App and web page records:
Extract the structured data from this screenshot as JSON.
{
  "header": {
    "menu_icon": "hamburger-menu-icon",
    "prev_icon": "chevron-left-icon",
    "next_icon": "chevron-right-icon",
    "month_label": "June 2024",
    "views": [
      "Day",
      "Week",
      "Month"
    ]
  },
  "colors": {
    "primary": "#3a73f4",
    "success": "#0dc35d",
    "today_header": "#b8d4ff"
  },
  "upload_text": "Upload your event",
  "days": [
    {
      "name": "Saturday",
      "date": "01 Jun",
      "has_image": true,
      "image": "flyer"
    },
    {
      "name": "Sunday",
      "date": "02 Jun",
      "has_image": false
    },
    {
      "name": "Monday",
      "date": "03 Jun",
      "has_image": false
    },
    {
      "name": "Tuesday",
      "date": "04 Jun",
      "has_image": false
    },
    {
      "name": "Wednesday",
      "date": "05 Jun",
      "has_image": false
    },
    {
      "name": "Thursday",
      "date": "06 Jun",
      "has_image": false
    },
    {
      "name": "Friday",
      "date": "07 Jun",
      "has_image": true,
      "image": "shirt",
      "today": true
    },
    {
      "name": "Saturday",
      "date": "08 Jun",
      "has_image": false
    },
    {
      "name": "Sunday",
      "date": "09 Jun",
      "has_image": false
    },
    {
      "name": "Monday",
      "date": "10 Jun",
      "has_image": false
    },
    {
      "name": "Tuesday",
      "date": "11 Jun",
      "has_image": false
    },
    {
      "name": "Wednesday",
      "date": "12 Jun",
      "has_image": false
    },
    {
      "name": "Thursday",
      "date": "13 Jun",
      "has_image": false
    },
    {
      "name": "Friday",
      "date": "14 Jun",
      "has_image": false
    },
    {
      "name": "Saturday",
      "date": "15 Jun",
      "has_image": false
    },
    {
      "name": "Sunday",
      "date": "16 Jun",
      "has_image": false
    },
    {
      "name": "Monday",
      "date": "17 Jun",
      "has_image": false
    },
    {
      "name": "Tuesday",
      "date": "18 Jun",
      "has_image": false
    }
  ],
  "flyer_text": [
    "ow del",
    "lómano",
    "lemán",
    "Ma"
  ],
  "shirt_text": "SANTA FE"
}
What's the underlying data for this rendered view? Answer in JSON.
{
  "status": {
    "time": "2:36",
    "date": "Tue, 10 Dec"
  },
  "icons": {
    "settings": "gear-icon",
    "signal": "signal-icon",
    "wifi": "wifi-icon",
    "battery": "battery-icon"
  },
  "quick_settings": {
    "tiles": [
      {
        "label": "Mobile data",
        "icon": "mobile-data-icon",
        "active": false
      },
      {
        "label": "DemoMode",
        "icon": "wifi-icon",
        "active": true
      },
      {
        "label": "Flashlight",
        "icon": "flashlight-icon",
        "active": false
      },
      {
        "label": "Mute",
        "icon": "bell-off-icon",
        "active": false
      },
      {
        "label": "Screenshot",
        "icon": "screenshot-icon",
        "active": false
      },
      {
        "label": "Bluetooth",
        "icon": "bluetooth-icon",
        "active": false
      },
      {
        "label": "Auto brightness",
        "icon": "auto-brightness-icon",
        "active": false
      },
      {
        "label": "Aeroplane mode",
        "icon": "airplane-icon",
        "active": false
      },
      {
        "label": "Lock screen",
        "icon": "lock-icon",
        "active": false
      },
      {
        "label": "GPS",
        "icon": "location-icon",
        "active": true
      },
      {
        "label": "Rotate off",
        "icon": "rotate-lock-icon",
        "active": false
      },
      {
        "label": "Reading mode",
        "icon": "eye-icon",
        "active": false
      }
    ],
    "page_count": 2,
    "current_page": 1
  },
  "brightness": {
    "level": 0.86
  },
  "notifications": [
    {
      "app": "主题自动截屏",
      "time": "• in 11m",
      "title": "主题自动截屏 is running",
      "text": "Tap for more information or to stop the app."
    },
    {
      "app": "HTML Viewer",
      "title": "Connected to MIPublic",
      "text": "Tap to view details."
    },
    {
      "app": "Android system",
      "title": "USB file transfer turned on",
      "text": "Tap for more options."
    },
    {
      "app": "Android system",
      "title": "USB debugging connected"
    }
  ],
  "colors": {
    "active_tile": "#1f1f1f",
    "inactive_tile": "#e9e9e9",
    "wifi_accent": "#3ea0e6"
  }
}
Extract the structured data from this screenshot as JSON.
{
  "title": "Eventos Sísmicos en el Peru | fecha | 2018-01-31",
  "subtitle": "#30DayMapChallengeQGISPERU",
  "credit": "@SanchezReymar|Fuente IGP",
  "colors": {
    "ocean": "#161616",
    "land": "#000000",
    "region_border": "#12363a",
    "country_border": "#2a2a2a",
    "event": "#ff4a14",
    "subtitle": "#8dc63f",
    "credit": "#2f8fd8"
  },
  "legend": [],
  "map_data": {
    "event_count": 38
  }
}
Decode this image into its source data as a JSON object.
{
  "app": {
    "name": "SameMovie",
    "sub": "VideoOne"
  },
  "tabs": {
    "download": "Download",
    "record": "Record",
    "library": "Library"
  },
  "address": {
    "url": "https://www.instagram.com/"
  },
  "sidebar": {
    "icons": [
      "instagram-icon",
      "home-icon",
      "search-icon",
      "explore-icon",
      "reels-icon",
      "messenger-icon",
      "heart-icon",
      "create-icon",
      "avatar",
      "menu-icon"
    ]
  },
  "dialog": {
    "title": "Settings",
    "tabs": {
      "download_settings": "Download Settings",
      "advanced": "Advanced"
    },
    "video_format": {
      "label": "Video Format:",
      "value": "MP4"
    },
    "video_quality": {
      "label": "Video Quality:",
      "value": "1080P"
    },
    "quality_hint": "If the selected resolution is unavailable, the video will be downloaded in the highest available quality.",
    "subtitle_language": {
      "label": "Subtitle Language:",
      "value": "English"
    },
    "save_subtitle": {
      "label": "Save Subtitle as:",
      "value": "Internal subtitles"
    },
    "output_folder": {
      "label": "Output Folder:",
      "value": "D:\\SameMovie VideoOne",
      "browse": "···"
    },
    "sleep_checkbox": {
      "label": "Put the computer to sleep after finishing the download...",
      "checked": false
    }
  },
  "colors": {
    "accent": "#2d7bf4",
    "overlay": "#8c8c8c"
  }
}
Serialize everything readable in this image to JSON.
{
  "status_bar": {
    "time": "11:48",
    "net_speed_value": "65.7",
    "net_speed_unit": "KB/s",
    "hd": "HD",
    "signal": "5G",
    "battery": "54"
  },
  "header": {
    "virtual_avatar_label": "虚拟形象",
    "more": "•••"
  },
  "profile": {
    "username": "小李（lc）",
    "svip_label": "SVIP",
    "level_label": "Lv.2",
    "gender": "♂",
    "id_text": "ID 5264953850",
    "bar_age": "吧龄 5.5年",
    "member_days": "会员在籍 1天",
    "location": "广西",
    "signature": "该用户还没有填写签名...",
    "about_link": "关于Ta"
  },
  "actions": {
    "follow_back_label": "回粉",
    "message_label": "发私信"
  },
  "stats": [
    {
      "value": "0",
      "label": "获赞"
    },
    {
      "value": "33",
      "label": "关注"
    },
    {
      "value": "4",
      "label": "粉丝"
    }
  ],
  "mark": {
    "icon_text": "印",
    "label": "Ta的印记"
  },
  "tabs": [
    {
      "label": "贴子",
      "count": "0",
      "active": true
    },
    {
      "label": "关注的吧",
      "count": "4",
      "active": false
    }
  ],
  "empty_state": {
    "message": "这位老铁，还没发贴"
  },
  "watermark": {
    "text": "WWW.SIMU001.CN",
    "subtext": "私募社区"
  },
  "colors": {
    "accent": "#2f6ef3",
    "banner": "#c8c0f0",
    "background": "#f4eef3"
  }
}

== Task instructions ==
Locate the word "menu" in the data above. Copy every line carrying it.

== Worked solution ==
    "menu_icon": "hamburger-menu-icon",
      "menu-icon"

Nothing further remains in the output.